A student has sent me a rewrite in the mail, and I have re-critiqued it. Despite its merits (which were actually many), it contained one of my pet peeves of English prose, which got me thinking about the rest of them. Here they are:
"... he thought to himself." Unless you are a telepath, there is no other possibility.
"An expression of .... on his face." Where else would an expression be? Omit "on his face."
".... asked James." If there are more than two people in the scene, this is fine. Otherwise, I probably know it's James's turn to talk, and if his speech ends with a question mark, I already know he's asking something.
"Jumping up, he answered the door." Unless your guy is an amazing acrobat, he's not jumping up at the same time he's answering the door. They're sequential actions. Write "He jumped up and answered the door" or "He jumped to answer the door."

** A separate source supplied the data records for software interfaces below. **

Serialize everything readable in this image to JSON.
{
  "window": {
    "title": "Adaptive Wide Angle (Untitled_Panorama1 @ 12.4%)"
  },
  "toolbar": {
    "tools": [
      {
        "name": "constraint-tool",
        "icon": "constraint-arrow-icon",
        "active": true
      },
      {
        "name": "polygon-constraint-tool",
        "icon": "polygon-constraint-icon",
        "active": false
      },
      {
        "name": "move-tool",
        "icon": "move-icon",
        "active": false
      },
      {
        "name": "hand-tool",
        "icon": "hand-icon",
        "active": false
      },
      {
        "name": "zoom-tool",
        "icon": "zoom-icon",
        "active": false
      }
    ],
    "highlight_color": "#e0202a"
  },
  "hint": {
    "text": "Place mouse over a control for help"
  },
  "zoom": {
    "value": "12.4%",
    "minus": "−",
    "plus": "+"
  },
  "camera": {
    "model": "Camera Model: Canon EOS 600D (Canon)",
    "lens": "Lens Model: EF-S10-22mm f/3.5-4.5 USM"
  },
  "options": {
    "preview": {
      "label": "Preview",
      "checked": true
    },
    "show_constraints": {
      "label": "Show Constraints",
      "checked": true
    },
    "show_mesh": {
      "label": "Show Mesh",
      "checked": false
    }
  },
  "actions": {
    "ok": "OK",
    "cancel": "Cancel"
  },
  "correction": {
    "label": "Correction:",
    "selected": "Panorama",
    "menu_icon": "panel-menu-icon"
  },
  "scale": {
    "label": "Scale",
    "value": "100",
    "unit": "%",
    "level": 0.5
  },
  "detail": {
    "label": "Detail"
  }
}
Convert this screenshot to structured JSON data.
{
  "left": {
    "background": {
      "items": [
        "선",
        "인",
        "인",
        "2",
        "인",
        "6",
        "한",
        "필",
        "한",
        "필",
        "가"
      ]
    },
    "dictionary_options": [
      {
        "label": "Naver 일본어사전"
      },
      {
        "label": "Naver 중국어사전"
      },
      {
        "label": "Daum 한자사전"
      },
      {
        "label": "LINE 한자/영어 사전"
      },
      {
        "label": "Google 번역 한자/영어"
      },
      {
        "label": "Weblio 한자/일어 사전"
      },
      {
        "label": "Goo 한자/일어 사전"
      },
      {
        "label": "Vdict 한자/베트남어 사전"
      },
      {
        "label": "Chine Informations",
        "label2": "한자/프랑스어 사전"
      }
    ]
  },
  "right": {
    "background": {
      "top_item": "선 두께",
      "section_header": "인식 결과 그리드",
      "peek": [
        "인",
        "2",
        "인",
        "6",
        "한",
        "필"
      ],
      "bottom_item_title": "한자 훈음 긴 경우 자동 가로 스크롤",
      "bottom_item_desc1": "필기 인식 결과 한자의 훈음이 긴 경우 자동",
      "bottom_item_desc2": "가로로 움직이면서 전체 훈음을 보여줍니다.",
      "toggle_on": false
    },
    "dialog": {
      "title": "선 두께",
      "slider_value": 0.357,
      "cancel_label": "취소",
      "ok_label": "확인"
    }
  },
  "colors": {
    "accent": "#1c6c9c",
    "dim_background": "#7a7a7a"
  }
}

"Distraught, I ran my hand through my short red curls." This is first person. Not even a narcissist thinks of his short red curls while distraught; this is a blatant attempt to shoe-horn in description where it does not belong. Even in close third person, this is a point-of-view shift, from inside to outside, that jars. In fact, the whole sentence is bad. Show me he's distraught.
"He was born in Paris, France." This only works in the dialogue or thoughts of a character you wish us to perceive as either dim or pedantic. In narrative, don't tell readers that Paris is in France -- it's insulting that you assume they don't know that already. If you're writing about Paris, Texas, however, that's a different matter.
"She was five-foot-seven, one hundred thirty pounds, with long brown hair and blue eyes." Again, unless you're trying to convey something about the character making this observation -- that he is or was a cop, that he is incapable of seeing other than prosaically -- this description is not only boring but irrelevant. Tell me something about her with more juicy relevance to her character: she's five-foot-seven and weighs eighty-eight pounds, or her long hair is pink with green stripes, or one of those blue eyes is black from having been slugged hard.
"If I was an acrobat..." If I were an acrobat. The subjunctive tense is not yet obsolete.
And please forgive the crankiness of this post.